September of 2017 was the busiest month of hurricane activity on record, according to the Weather Channel.
“Hurricanes Harvey, Irma and Maria changed parts of Texas, Florida and the Caribbean forever,” the report said. For example, Puerto Rico’s water challenges have been enormous. Hurricane season officially restarted in June for Puerto Rico, where 11,000 people are still without power, according to The Independent.
It’s appropriate, then, that the engineering firm Black & Veatch’s latest annual report on the state of the water industry put a spotlight on the issue of resiliency during natural disasters.
Coastal states face unique challenges in this respect.
“Coastal states such as California and Florida face unique drought and seawater intrusion challenges that threaten their local water supply. Because of their proximity to the Atlantic and Pacific oceans, desalination would seem like a logical long-term solution for adding supply to their respective portfolios. However, high upfront costs and lengthy project schedules prevent implementation of desalination solutions, while public perception and reliability issues affect other alternative water supply options in these regions,” the report stated.
The report also framed those issues in light of the water-energy nexus, dissecting “the still-underexploited opportunities in water and power management that could strengthen communities and drive sustainability efforts,” the report states.

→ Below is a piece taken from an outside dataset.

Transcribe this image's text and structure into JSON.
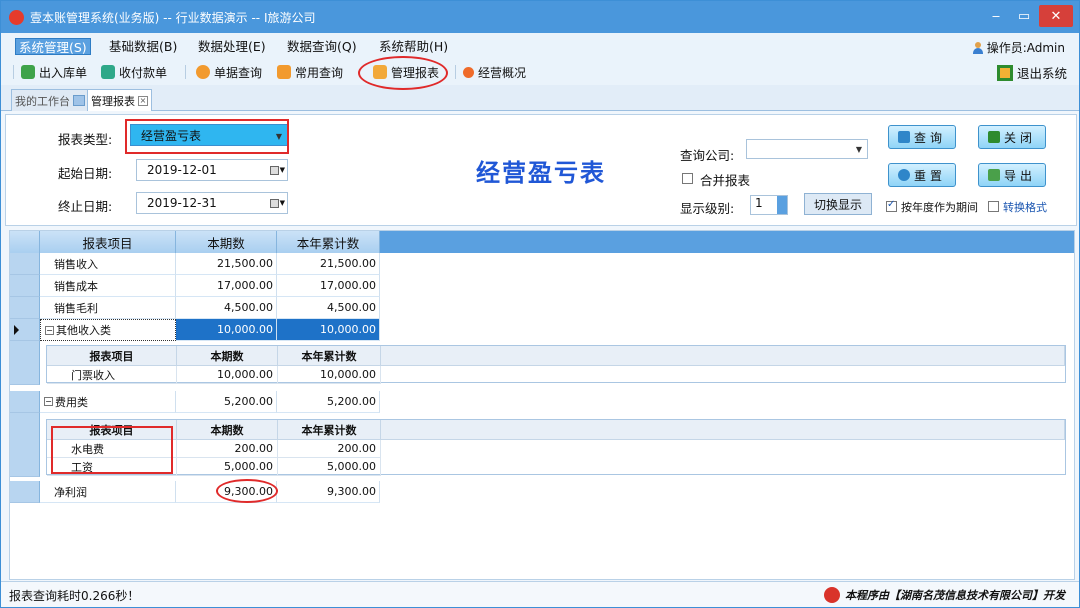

As far as the biggest challenge water utilities face when it comes to pursuing new energy solutions, 28 percent of respondents pointed to budget constraints and upfront costs.
More broadly, the issue of rates and affordability remain major challenges for utilities.
“Much work remains to help utilities communicate the value of water to a skeptical rate paying public. Performing cost-of-service reviews to address equitable cost-recovery issues, developing innovative rate structures and communicating with elected officials are just some of the ways today’s utilities are creatively seeking multi-year rate approvals,” the report states.
A study published last year said water may become unaffordable for one-third of U.S. households over the next four years.
Check out Water Online’s previous write-ups of Black & Veatch reports here.